Bachchan says his family would do what they are best at -- giving creative inputs -- and depend on specialised companies to do the rest. "That's the model followed the world over. Fragmentation of roles and specialisation are the way to go," he says, with the flourish of a CEO making a slick presentation.
He is particularly proud of the fact that the production costs have been kept below the Rs 15-crore budget set by his son Abhishek. Paa cost AB Corp Rs 14.75 crore, of which a tenth went into Auro's make-up alone. "AB Corp has no intention of producing the so-called Rs 40-crore, 50-crore films which are sold for Rs 70-80 crore, making returns on investments that much more difficult," Bachchan says.
A self-confessed "hopeless businessman" a few years ago, Bachchan says AB Corp, founded in 1996, made a decent profit of Rs 16 crore in the first year, but ran into turbulent weather soon enough because of two reasons: One, he forgot that his specialisation was creativity and not other aspects of the entertainment business; and two, he depended too much on recruits from multinationals who could make slick presentations on impressive spreadsheets, but knew nothing about the intricacies of entertainment as a business.
In the process, he signed "ridiculous documents" and found himself alone when the cookie crumbled after the disastrous Miss World pageant. The debt burden was huge, but Bachchan says he ignored his friends' advice that AB Corp should declare bankruptcy, close shop and escape the debt recovery proceedings.
Bachchan worked harder to repay the dues -- every single paise of it. "Many of the debtors were from my own industry and I couldn't have looked at them straight in the eye if I hadn't paid back their dues. After all, the company derives its name from my late father," he says.
We have long overshot our allotted time and his aides walk in with worried expressions, but Bachchan is in a mood to talk. He doesn't think that there was anything wrong with the idea behind AB Corp and cites the corporatisation of the film industry that happened much later.
"A film can have so many brand extensions -- TV content, merchandise, music concerts, internet properties etc.
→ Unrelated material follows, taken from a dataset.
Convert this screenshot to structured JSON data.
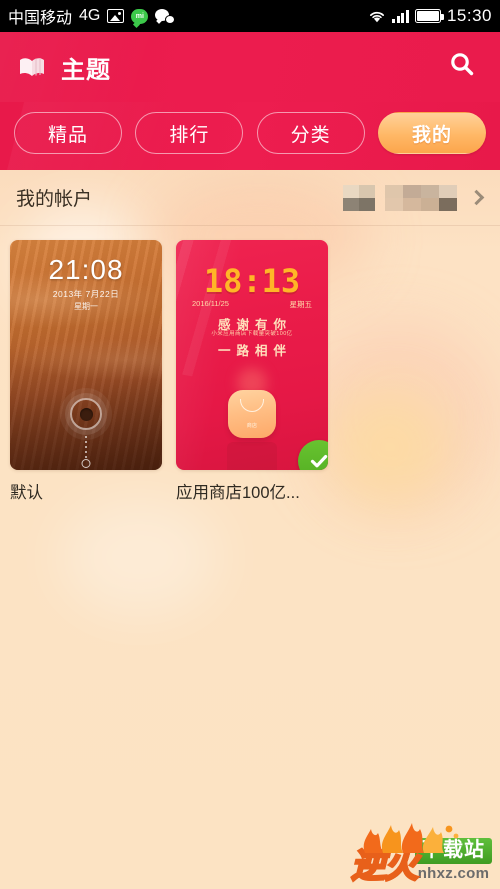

AB Corp saw the potential much ahead of others, but the execution let us down," Bachchan says, taking a sip of lemon juice.
Is he dismayed by the failure of Bollywood films and TV serials to raise the quality bar? Bachchan says he indeed misses the fascinating films made by directors like Hrishida (Hrishikesh Mukherjee), but doesn't mind flowing with the tide. The reality is that an average Indian wants to forget his worries watching some nach-gana, action, beautiful locales and even more beautiful ladies on screen, he says, adding: "If the entire country (including wife Jaya) is willing to empathise with the participants of Big Boss 3 (a show he is hosting on Colors), who am I to stop them?"
How does he react to Sachin Tendulkar's [ Images ] famous comment that he is an Indian first and then a Marathi? Bachchan says the cricketer spoke what he truly believed in, but the question was asked by the media "with a purpose". The media has a responsibility to avoid such unnecessary controversies and it has to decide how to balance its money-making compulsions and social conscience -- the theme of his forthcoming film Rann [ Images ].
It's time for us to leave, but we still steal time for the last question. Abhishek, who plays the role of his father, has described him as a mischievous son. How would he rate Abhishek as his father?
"Well, he is a very caring, conscientious and principled parent," Bachchan says, with all seriousness. Many youngsters would say "that's cool" to the rather prompt answer.